SHe said The Telegraph: "It would be great to take her around the world and show her that would be the right way to perpetuate my father's results – to inspire people to establish their own documents.
"If the children could see Bluebird in all its magnificence, they could inspire them to become engineers, scientists, pilots and record printers and it would be wonderful."
Mrs. Campbell had initially supported the museum's plan, but changed her mind after seeing the restored Bluebird unveiled for the first time at Loch Fad, on the Isle of Bute, Scotland, last August.
"When I saw Bluebird running at Bute, I realized it's a living thing and breathing and it would be wrong to take it away to a museum," he said. "I thought it should be held in Coniston, which is obviously his spiritual home and that's where my father is buried in the cemetery there.

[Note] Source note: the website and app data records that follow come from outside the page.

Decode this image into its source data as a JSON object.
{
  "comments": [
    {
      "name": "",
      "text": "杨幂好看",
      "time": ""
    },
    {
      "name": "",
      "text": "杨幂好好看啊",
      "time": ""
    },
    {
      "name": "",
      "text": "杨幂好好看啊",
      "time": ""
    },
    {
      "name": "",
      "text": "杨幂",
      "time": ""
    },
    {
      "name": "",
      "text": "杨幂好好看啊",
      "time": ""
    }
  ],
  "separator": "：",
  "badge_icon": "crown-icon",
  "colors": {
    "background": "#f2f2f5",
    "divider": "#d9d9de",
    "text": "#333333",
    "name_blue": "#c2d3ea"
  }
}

"But the public will not be able to see it in large numbers there, it must be shown to events around the world."
Mrs. Campbell was just 17 when they told her that her father's K7 crashed and sunk as she tried to set a new record of daring speed, receiving news of her death at age 45 while she worked abroad in a ski station.
The incident came while Campbell was attempting to break his water speed record of 276.33 miles at the time set three years earlier.
The severely damaged aircraft lay on Coniston Water's bed until it was lifted in 2001 by Bill Smith, an engineer who led the restoration of Bluebird's Bluebird Project Team in his laboratory in Newcastle Upon Tyne.